The clump of Narcissus cyclamineus by the side door makes nearly 50 flowers.
1931 – JCW
(Typed receipt attached to Garden Book page)
From Sokoliana Nursery: for
10 Magnolia longifolia 18
10 Prunus Hizakura 3
20 Quercus acuta 14
Total Yen 35
Packing and shipping 3.50
Freight prepaid to London 13.16
Total Yen 51.66
1924 – JCW
Cold NE wind for a fortnight about. Daffs move a bit, Rhodo’s cut, Erica hybrida is wonderful, a Camellia or two just open. Daphne mezereum open.
1918 – JCW
Rhodo’s coming on well, all the early scarlet hybrids, Barbatum, Fargesii, Lutescens, Calophytum, Sutchuenense, Arboreums etc.
1916 – JCW
Frost and snow smashed in most of the Rhodo’s bloom, but ¼ inch of ice on the tank in D.G.
1911 – JCW
Dauntcep open, Caerhays well out, Maximus half open, Heaths good, one incomp open, several nice Camellias open. Snow on the mountain out. Garden after tea with D.
1908 – JCW
Caerhays daffodil very few open or indeed any of the above. C coum is the best thing. Camellia Japonica partly out, a few Arboreum and Barbatum in bud.

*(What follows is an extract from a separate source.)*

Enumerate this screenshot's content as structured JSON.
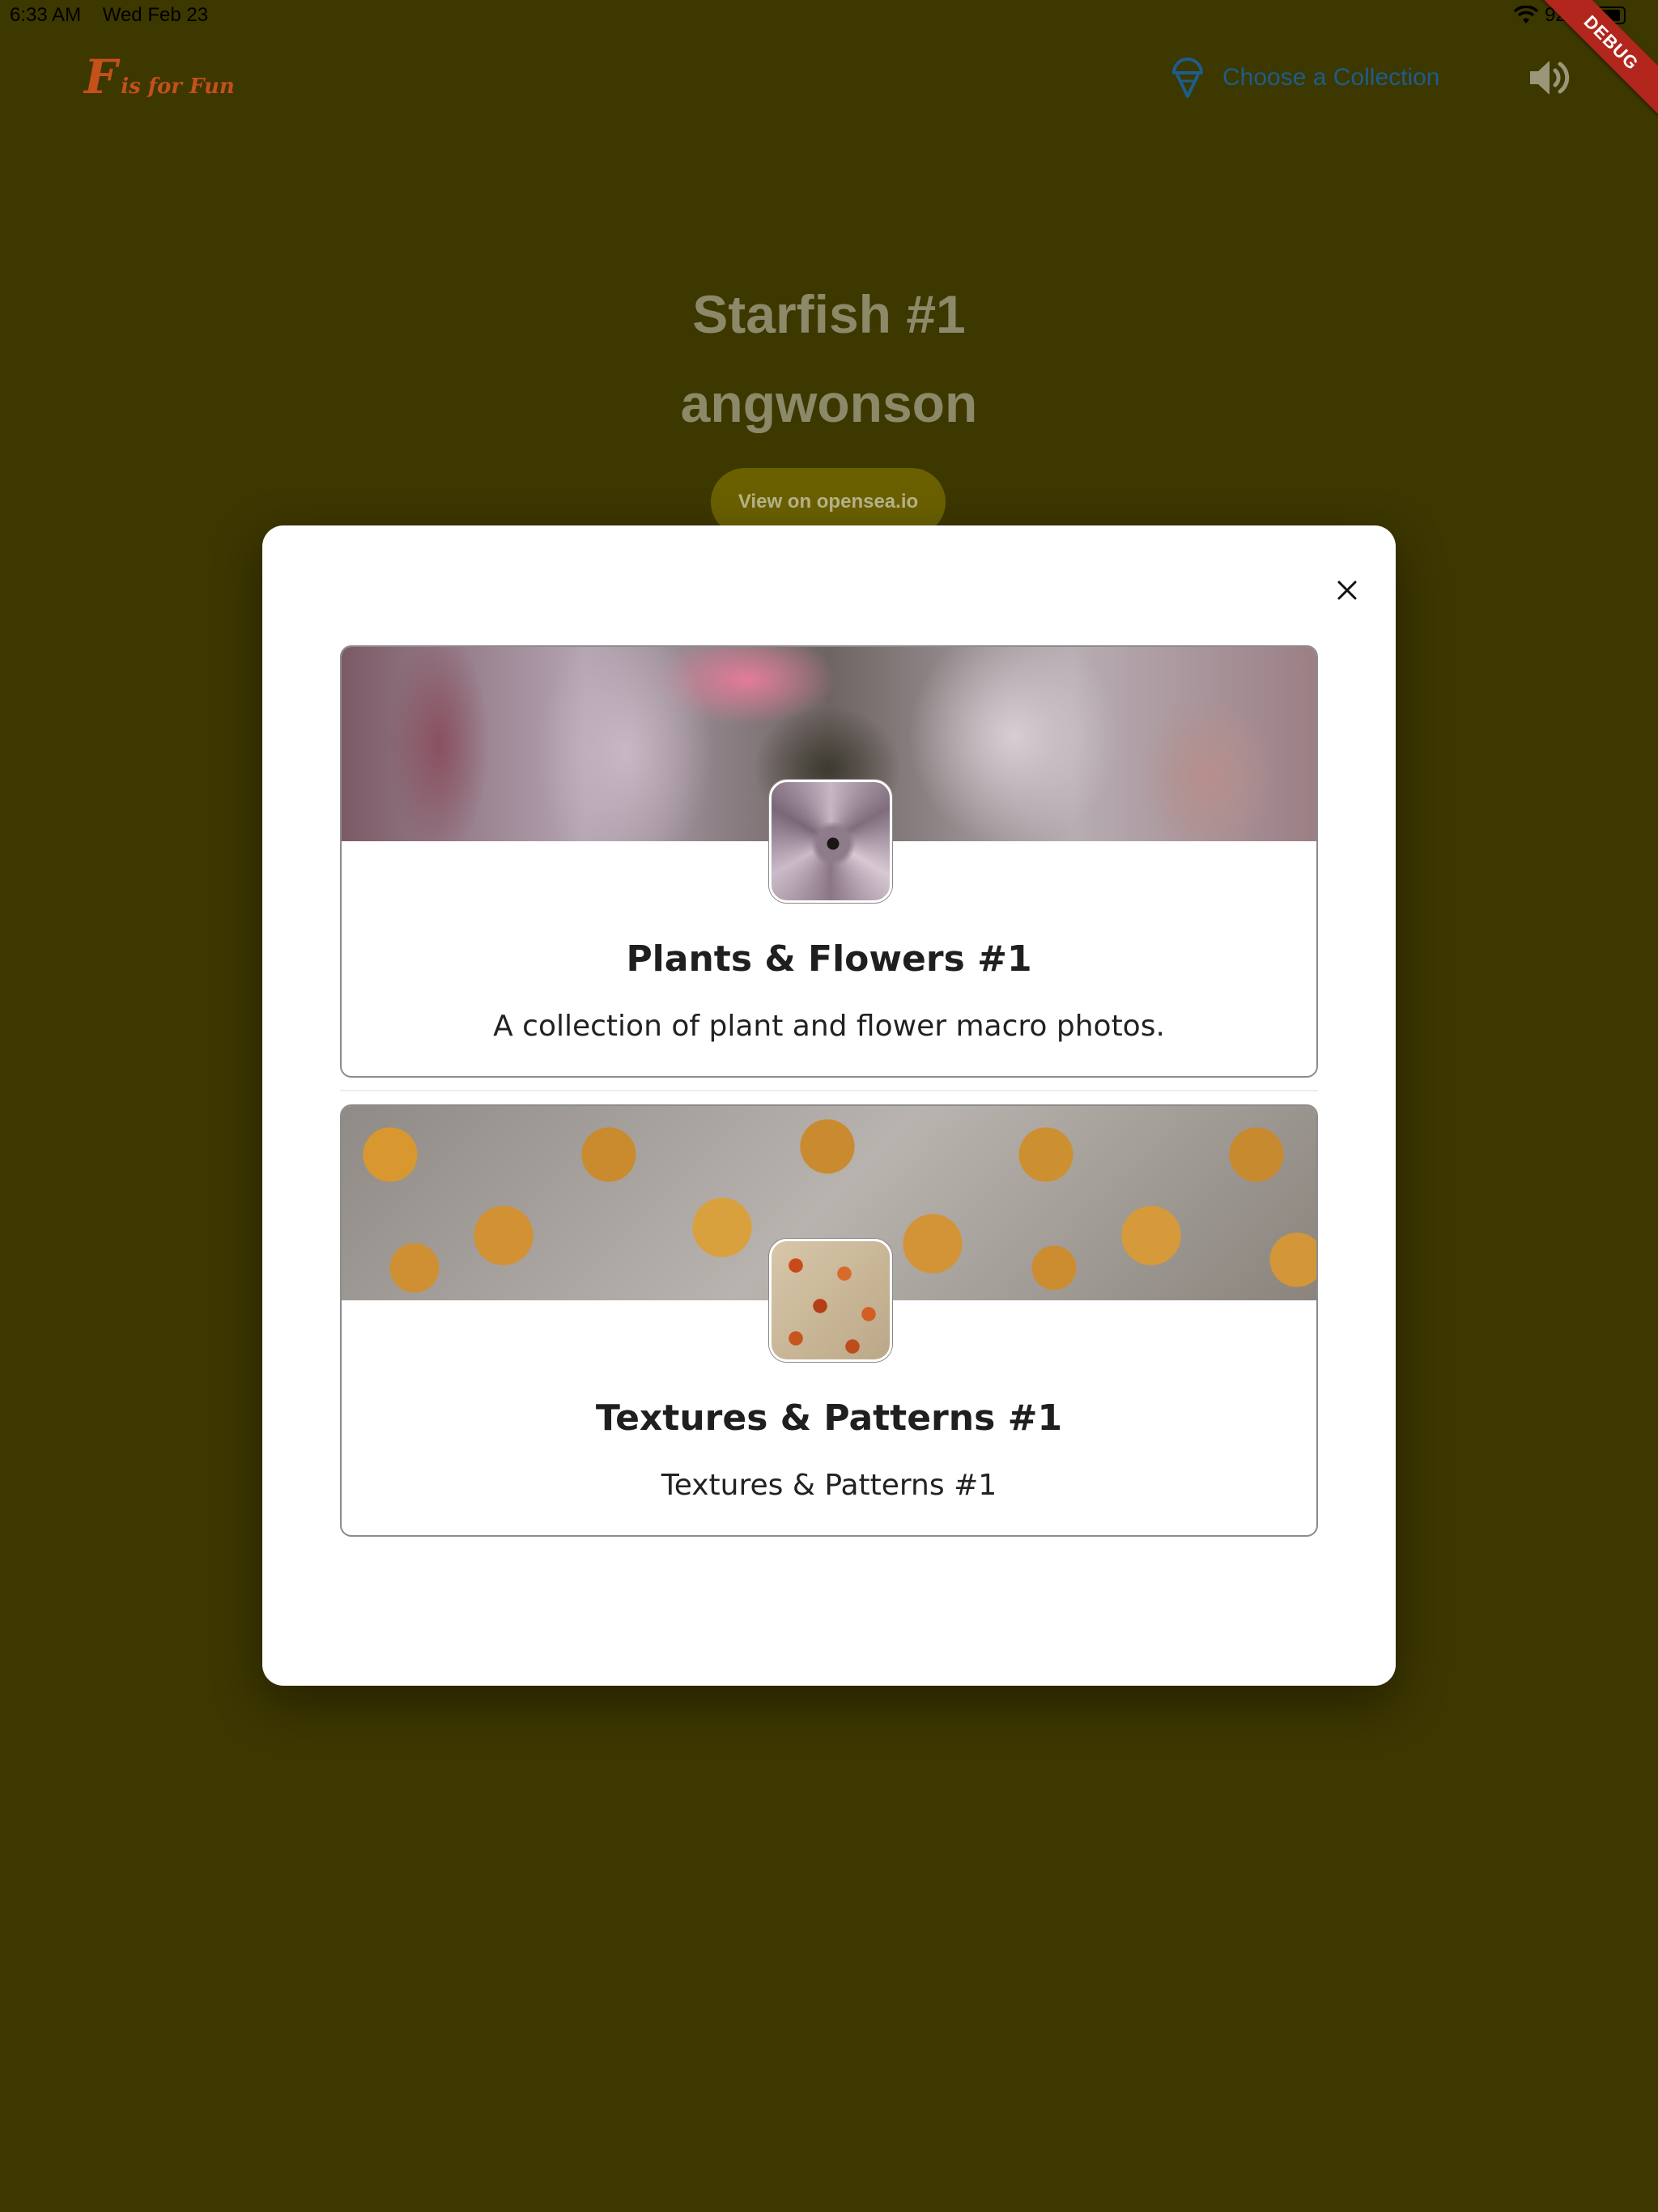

1897 – JCW
Caerhays daffodil at its best, Bredos, Horsfieldi and Sir Watkin open. Pink Argenteum is open.